As a freshman, Mueller applied to participate in Cedar Cliff’s Epidemiology Challenge. Then, as a sophomore, she participated in the challenge that gave students the opportunity to meet with epidemiologists at Penn State Health Milton S. Hershey Medical Center and to be part of creating an epidemiology-based project, which was presented at the Capital Area Engineering and Science Fair.
But, for all her skill in science, music plays the major role in the highlights of her high school career.
Mueller’s love of music started when she was about 3 years old and started taking piano lessons from her best friend’s father. That sparked an interest in music that went on to joining choirs and to participate in musicals, including lead roles.
One of Mueller’s favorite roles came in elementary school when she played the Artful Dodger in “Oliver,” but she said her “absolute favorite” was the role of Elle Woods in “Legally Blonde Jr.” as a freshman.
“It was such a new experience for me because I had leads before, but I had never been the focus of the whole show. I was pretty much onstage the entire time,” she said.
At Cedar Cliff, Mueller has been a member of Cedar Cliff Chamber Singers, a group for which she is serving as the president this year. She also plays the marimba in the West Shore Marching Band and Indoor Percussion Ensemble.
One thing Mueller would like to accomplish in her remaining months of high school is to write her own song. She’s already talked to the chorus teacher about helping her with music theory, and has been working on her writing and improving her vocabulary.
Though she plans to have a career in the field of chemistry, Mueller said music will always be a part of her life, potentially through teaching private vocal lessons or assisting with the direction of a musical.

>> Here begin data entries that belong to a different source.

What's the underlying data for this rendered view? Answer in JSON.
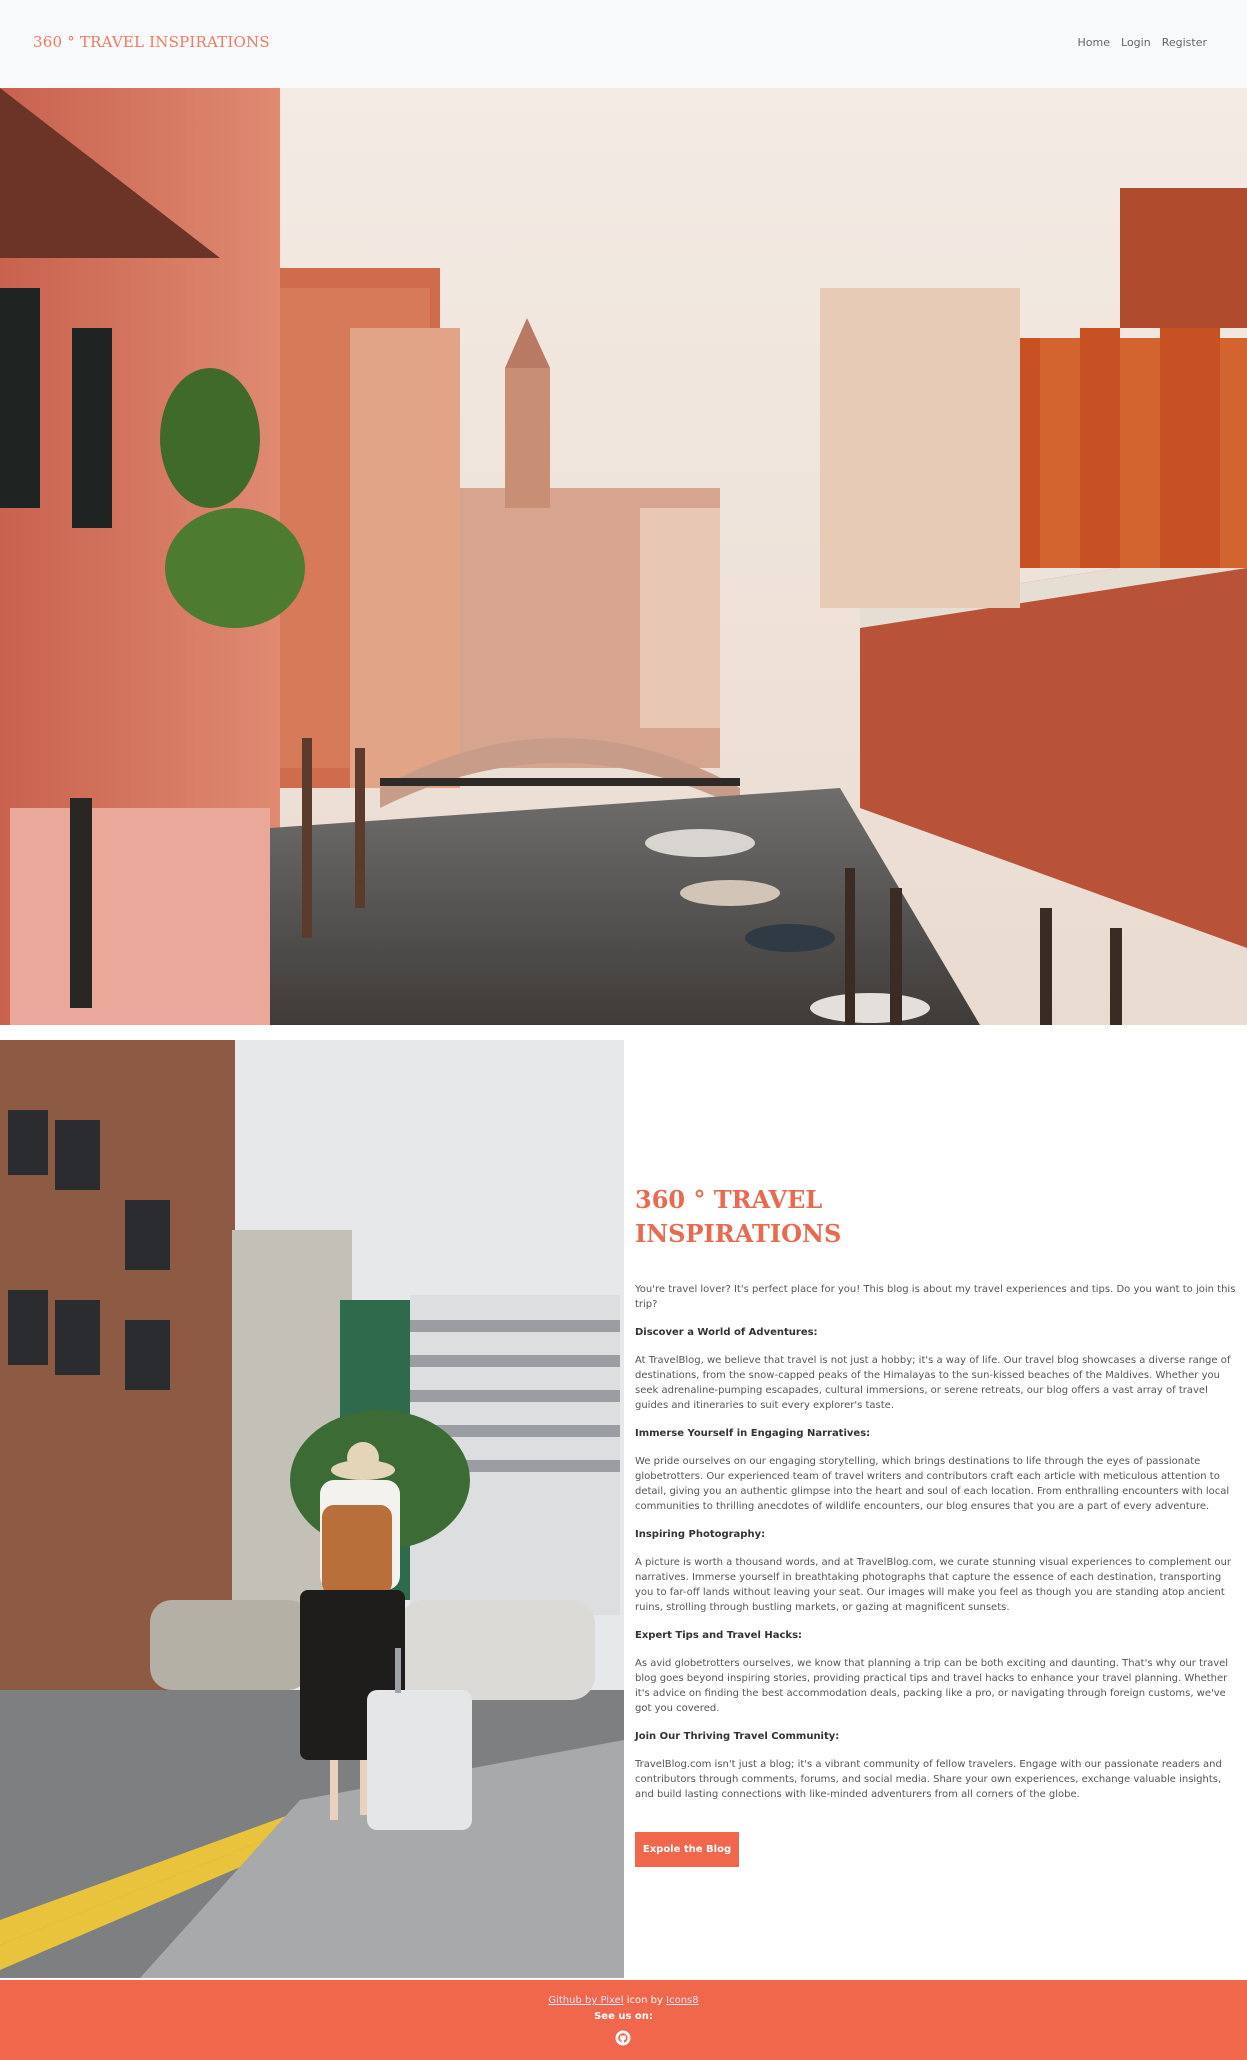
{
  "brand": "360 ° TRAVEL INSPIRATIONS",
  "nav": {
    "home": "Home",
    "login": "Login",
    "register": "Register"
  },
  "hero": {
    "image": "venice-canal-photo"
  },
  "side": {
    "image": "traveler-with-suitcase-photo"
  },
  "main": {
    "title": "360 ° TRAVEL INSPIRATIONS",
    "intro": "You're travel lover? It's perfect place for you! This blog is about my travel experiences and tips. Do you want to join this trip?",
    "sections": [
      {
        "heading": "Discover a World of Adventures:",
        "text": "At TravelBlog, we believe that travel is not just a hobby; it's a way of life. Our travel blog showcases a diverse range of destinations, from the snow-capped peaks of the Himalayas to the sun-kissed beaches of the Maldives. Whether you seek adrenaline-pumping escapades, cultural immersions, or serene retreats, our blog offers a vast array of travel guides and itineraries to suit every explorer's taste."
      },
      {
        "heading": "Immerse Yourself in Engaging Narratives:",
        "text": "We pride ourselves on our engaging storytelling, which brings destinations to life through the eyes of passionate globetrotters. Our experienced team of travel writers and contributors craft each article with meticulous attention to detail, giving you an authentic glimpse into the heart and soul of each location. From enthralling encounters with local communities to thrilling anecdotes of wildlife encounters, our blog ensures that you are a part of every adventure."
      },
      {
        "heading": "Inspiring Photography:",
        "text": "A picture is worth a thousand words, and at TravelBlog.com, we curate stunning visual experiences to complement our narratives. Immerse yourself in breathtaking photographs that capture the essence of each destination, transporting you to far-off lands without leaving your seat. Our images will make you feel as though you are standing atop ancient ruins, strolling through bustling markets, or gazing at magnificent sunsets."
      },
      {
        "heading": "Expert Tips and Travel Hacks:",
        "text": "As avid globetrotters ourselves, we know that planning a trip can be both exciting and daunting. That's why our travel blog goes beyond inspiring stories, providing practical tips and travel hacks to enhance your travel planning. Whether it's advice on finding the best accommodation deals, packing like a pro, or navigating through foreign customs, we've got you covered."
      },
      {
        "heading": "Join Our Thriving Travel Community:",
        "text": "TravelBlog.com isn't just a blog; it's a vibrant community of fellow travelers. Engage with our passionate readers and contributors through comments, forums, and social media. Share your own experiences, exchange valuable insights, and build lasting connections with like-minded adventurers from all corners of the globe."
      }
    ],
    "cta": "Expole the Blog"
  },
  "footer": {
    "link1": "Github by Pixel",
    "mid": " icon by ",
    "link2": "Icons8",
    "see": "See us on:",
    "icon": "github-icon"
  },
  "colors": {
    "accent": "#f0674b",
    "brand": "#f07a5f",
    "header_bg": "#f8f9fb"
  }
}
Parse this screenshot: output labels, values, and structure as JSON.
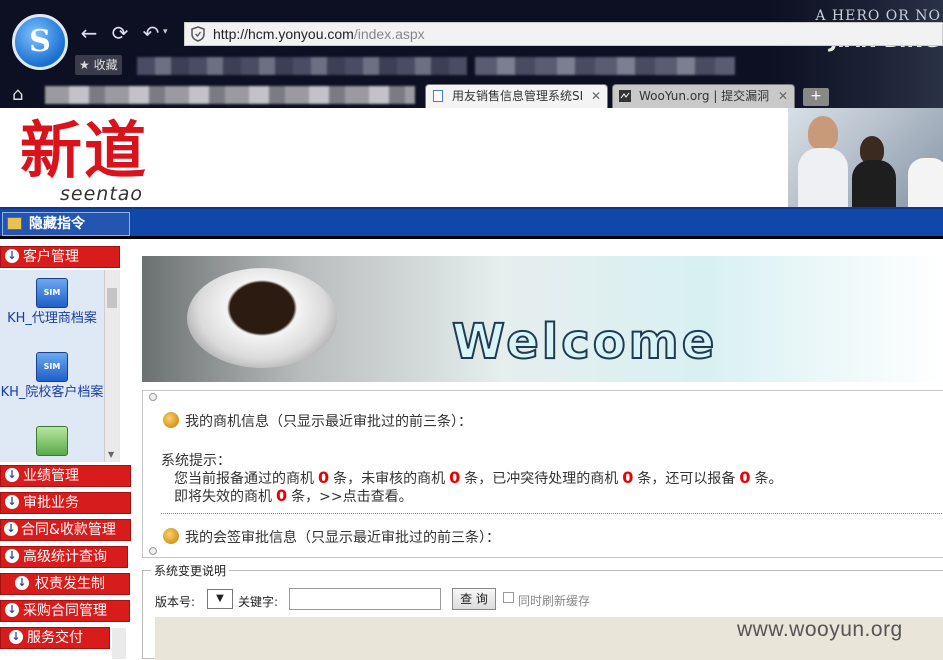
{
  "browser": {
    "banner_line1": "A HERO OR NO",
    "banner_line2": "JIAN BING",
    "url_host": "http://hcm.yonyou.com",
    "url_path": "/index.aspx",
    "favorites_label": "★ 收藏",
    "tabs": [
      {
        "label": "用友销售信息管理系统SI"
      },
      {
        "label": "WooYun.org | 提交漏洞"
      }
    ],
    "newtab": "+"
  },
  "header": {
    "brand_cn": "新道",
    "brand_en": "seentao"
  },
  "toolbar": {
    "hide_cmd": "隐藏指令"
  },
  "sidebar": {
    "customer_mgmt": "客户管理",
    "customer_items": [
      {
        "label": "KH_代理商档案",
        "icon": "SIM"
      },
      {
        "label": "KH_院校客户档案",
        "icon": "SIM"
      },
      {
        "label": "",
        "icon": ""
      }
    ],
    "menus": [
      "业绩管理",
      "审批业务",
      "合同&收款管理",
      "高级统计查询",
      "权责发生制",
      "采购合同管理",
      "服务交付"
    ]
  },
  "main": {
    "welcome": "Welcome",
    "opportunity_title": "我的商机信息（只显示最近审批过的前三条）：",
    "sys_tip": "系统提示：",
    "tip_a": "您当前报备通过的商机",
    "tip_b": "条，未审核的商机",
    "tip_c": "条，已冲突待处理的商机",
    "tip_d": "条，还可以报备",
    "tip_e": "条。",
    "count_passed": "0",
    "count_unreviewed": "0",
    "count_conflict": "0",
    "count_remaining": "0",
    "expire_a": "即将失效的商机",
    "count_expiring": "0",
    "expire_b": "条，>>点击查看。",
    "countersign_title": "我的会签审批信息（只显示最近审批过的前三条）："
  },
  "change_log": {
    "legend": "系统变更说明",
    "version_label": "版本号:",
    "version_value": "▼",
    "keyword_label": "关键字:",
    "keyword_value": "",
    "query_button": "查 询",
    "refresh_label": "同时刷新缓存"
  },
  "watermark": "www.wooyun.org"
}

“Music is a huge passion of mine. It’s the thing that takes me away from real life and opens me up to a whole new dream world,” Mueller said.